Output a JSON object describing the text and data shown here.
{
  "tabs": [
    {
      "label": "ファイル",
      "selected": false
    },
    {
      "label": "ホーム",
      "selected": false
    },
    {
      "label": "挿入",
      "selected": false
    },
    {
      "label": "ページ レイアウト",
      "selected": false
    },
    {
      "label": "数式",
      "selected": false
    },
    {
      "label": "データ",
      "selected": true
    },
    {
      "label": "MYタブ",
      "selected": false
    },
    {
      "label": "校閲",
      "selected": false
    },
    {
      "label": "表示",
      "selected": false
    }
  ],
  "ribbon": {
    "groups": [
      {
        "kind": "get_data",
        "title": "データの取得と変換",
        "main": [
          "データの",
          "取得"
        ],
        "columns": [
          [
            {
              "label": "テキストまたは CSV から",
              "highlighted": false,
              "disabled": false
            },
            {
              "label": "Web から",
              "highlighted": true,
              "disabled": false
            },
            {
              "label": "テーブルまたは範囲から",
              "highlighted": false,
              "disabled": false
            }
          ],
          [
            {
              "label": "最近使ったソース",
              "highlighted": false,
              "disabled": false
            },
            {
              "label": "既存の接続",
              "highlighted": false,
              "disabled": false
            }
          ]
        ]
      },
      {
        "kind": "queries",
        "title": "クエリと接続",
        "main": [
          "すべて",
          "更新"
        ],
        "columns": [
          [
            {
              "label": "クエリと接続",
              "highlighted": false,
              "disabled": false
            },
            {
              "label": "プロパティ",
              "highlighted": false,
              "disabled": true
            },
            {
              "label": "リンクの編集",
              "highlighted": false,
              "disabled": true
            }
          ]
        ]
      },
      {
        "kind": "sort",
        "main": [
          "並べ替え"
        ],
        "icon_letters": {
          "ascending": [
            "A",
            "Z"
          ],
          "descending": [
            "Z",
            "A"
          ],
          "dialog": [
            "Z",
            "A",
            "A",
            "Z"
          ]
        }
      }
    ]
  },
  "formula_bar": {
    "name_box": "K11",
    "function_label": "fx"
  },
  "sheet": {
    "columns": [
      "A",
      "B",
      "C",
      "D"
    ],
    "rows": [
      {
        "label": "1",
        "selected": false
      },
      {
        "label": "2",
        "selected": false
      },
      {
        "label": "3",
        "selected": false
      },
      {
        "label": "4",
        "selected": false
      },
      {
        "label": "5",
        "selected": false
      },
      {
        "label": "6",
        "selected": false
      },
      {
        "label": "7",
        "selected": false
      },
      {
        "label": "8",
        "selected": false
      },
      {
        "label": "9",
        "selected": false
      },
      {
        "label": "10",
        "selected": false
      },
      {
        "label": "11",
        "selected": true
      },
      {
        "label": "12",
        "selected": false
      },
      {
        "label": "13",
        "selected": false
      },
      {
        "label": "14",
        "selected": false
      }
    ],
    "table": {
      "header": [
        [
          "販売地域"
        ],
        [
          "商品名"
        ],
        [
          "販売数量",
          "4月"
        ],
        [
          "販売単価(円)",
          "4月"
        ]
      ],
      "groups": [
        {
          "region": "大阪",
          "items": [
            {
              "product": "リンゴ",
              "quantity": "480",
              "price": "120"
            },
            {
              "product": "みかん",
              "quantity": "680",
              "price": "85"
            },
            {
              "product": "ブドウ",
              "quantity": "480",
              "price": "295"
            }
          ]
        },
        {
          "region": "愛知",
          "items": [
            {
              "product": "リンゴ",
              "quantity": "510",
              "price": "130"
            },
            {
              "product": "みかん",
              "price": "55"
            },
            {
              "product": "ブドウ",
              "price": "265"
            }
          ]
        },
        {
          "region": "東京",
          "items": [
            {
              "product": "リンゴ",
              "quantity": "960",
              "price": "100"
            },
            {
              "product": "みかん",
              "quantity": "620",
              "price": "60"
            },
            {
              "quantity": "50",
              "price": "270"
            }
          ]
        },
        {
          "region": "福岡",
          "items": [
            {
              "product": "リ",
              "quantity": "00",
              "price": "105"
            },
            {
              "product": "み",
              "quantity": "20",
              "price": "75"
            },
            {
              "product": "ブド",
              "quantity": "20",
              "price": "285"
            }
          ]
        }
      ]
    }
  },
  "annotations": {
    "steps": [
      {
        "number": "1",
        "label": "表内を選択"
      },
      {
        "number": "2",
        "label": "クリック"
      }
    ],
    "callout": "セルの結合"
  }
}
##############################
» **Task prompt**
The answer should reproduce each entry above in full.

» **Result for this exercise**
Output a JSON object describing the text and data shown here.
{
  "tabs": [
    {
      "label": "ファイル",
      "selected": false
    },
    {
      "label": "ホーム",
      "selected": false
    },
    {
      "label": "挿入",
      "selected": false
    },
    {
      "label": "ページ レイアウト",
      "selected": false
    },
    {
      "label": "数式",
      "selected": false
    },
    {
      "label": "データ",
      "selected": true
    },
    {
      "label": "MYタブ",
      "selected": false
    },
    {
      "label": "校閲",
      "selected": false
    },
    {
      "label": "表示",
      "selected": false
    }
  ],
  "ribbon": {
    "groups": [
      {
        "kind": "get_data",
        "title": "データの取得と変換",
        "main": [
          "データの",
          "取得"
        ],
        "columns": [
          [
            {
              "label": "テキストまたは CSV から",
              "highlighted": false,
              "disabled": false
            },
            {
              "label": "Web から",
              "highlighted": true,
              "disabled": false
            },
            {
              "label": "テーブルまたは範囲から",
              "highlighted": false,
              "disabled": false
            }
          ],
          [
            {
              "label": "最近使ったソース",
              "highlighted": false,
              "disabled": false
            },
            {
              "label": "既存の接続",
              "highlighted": false,
              "disabled": false
            }
          ]
        ]
      },
      {
        "kind": "queries",
        "title": "クエリと接続",
        "main": [
          "すべて",
          "更新"
        ],
        "columns": [
          [
            {
              "label": "クエリと接続",
              "highlighted": false,
              "disabled": false
            },
            {
              "label": "プロパティ",
              "highlighted": false,
              "disabled": true
            },
            {
              "label": "リンクの編集",
              "highlighted": false,
              "disabled": true
            }
          ]
        ]
      },
      {
        "kind": "sort",
        "main": [
          "並べ替え"
        ],
        "icon_letters": {
          "ascending": [
            "A",
            "Z"
          ],
          "descending": [
            "Z",
            "A"
          ],
          "dialog": [
            "Z",
            "A",
            "A",
            "Z"
          ]
        }
      }
    ]
  },
  "formula_bar": {
    "name_box": "K11",
    "function_label": "fx"
  },
  "sheet": {
    "columns": [
      "A",
      "B",
      "C",
      "D"
    ],
    "rows": [
      {
        "label": "1",
        "selected": false
      },
      {
        "label": "2",
        "selected": false
      },
      {
        "label": "3",
        "selected": false
      },
      {
        "label": "4",
        "selected": false
      },
      {
        "label": "5",
        "selected": false
      },
      {
        "label": "6",
        "selected": false
      },
      {
        "label": "7",
        "selected": false
      },
      {
        "label": "8",
        "selected": false
      },
      {
        "label": "9",
        "selected": false
      },
      {
        "label": "10",
        "selected": false
      },
      {
        "label": "11",
        "selected": true
      },
      {
        "label": "12",
        "selected": false
      },
      {
        "label": "13",
        "selected": false
      },
      {
        "label": "14",
        "selected": false
      }
    ],
    "table": {
      "header": [
        [
          "販売地域"
        ],
        [
          "商品名"
        ],
        [
          "販売数量",
          "4月"
        ],
        [
          "販売単価(円)",
          "4月"
        ]
      ],
      "groups": [
        {
          "region": "大阪",
          "items": [
            {
              "product": "リンゴ",
              "quantity": "480",
              "price": "120"
            },
            {
              "product": "みかん",
              "quantity": "680",
              "price": "85"
            },
            {
              "product": "ブドウ",
              "quantity": "480",
              "price": "295"
            }
          ]
        },
        {
          "region": "愛知",
          "items": [
            {
              "product": "リンゴ",
              "quantity": "510",
              "price": "130"
            },
            {
              "product": "みかん",
              "price": "55"
            },
            {
              "product": "ブドウ",
              "price": "265"
            }
          ]
        },
        {
          "region": "東京",
          "items": [
            {
              "product": "リンゴ",
              "quantity": "960",
              "price": "100"
            },
            {
              "product": "みかん",
              "quantity": "620",
              "price": "60"
            },
            {
              "quantity": "50",
              "price": "270"
            }
          ]
        },
        {
          "region": "福岡",
          "items": [
            {
              "product": "リ",
              "quantity": "00",
              "price": "105"
            },
            {
              "product": "み",
              "quantity": "20",
              "price": "75"
            },
            {
              "product": "ブド",
              "quantity": "20",
              "price": "285"
            }
          ]
        }
      ]
    }
  },
  "annotations": {
    "steps": [
      {
        "number": "1",
        "label": "表内を選択"
      },
      {
        "number": "2",
        "label": "クリック"
      }
    ],
    "callout": "セルの結合"
  }
}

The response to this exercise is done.